Reflections from a Week on the Red Sea – Caroline Webb

Ellie Goulding at COP27Sharm-el-Sheikh, the location of COP27, is a coastal Egyptian resort town that is adjacent to the Great Fringing Reef. Located in the cooler waters of the Red Sea, this reef is one of the most resilient reefs in the world; it is no surprise that COP27 publicity and advertisements repeatedly featured images and videos of the beautiful and vibrant underwater world. On one panel, “Hope For Coral Reefs,” singer-songwriter Ellie Goulding praised the reef’s “sheer visual beauty” and encouraged the audience to “please experience this reef yourself.” Yet at a conference where activisists and negotiators are working long days– and sometimes overnight– there seemed to be little time left to enjoy the beauty of nature.
Aware of this incongruence– as even we observers spent nearly the entire day caught up in the exciting bustle of the conference center– mid-way through the week a small group of us decided to wake up early and head down to the water. On one of these days, Dr. Phoebe Godfrey began the morning with a meditation. We were instructed to hold our breaths until we felt the urge to breathe again, understanding how dependent and interconnected we are with the air and world around us. On the other mornings we would wake up before dawn in an attempt to watch the sunrise and swim in the Red Sea. One of the regrets I had leaving Egypt was that I did not spend more time immersing myself in the culture and nature around me. After all, one of the most incredible parts about the COP27 Fellowship Program is the opportunity to travel across the world to attend the conference.
View of the Red SeaAt the same time, it is important to recognize the privilege and responsibility that comes with being able to attend COP27. Very few people have the opportunity to travel to the conference, and it is especially rare to be able to do so as a student. To have spent a week in a hotel along the coast of the Red Sea was amazing, with that luxury in juxtaposition with many of the stories told by activists from communities where significant impacts from climate change are already being felt. However, I also believe that the coming together of activists, politicians, negotiators, citizens, and indigenous peoples from around the world in one place is invaluable, and that finding joy in the world around us is necessary to sustaining activism.

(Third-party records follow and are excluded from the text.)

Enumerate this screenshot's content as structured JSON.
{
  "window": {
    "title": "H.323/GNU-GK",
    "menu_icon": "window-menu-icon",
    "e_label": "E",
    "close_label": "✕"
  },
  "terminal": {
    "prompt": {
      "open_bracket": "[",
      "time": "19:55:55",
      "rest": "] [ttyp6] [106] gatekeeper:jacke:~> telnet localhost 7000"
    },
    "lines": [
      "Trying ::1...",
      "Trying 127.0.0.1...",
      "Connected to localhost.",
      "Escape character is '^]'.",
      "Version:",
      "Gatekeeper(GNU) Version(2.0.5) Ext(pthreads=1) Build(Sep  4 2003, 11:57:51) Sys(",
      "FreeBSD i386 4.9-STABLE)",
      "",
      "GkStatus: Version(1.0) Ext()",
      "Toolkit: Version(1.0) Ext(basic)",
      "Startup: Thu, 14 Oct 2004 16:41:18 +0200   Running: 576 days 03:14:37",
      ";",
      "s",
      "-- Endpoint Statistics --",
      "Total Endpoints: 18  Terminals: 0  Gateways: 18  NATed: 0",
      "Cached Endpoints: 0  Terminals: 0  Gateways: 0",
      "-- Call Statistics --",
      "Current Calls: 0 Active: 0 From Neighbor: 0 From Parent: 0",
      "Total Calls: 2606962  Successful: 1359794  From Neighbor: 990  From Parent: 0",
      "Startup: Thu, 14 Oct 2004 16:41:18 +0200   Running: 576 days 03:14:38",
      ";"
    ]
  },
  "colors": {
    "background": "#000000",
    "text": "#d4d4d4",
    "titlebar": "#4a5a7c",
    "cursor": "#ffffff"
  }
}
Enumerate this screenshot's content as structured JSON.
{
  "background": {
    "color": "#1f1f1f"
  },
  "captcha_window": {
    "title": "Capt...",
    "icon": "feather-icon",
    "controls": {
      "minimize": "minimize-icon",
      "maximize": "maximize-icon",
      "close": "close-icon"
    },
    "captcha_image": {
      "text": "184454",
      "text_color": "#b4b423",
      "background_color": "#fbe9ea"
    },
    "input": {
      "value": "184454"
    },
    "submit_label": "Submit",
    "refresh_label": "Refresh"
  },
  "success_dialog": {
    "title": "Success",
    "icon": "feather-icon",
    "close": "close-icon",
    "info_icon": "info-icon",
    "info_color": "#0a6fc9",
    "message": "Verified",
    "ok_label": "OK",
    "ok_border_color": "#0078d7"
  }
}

Particularly as frustratingly little progress was made on reaching a 1.5 degree warming target, it is important to take time to reset for the continued fight for a more equitable and sustainable future.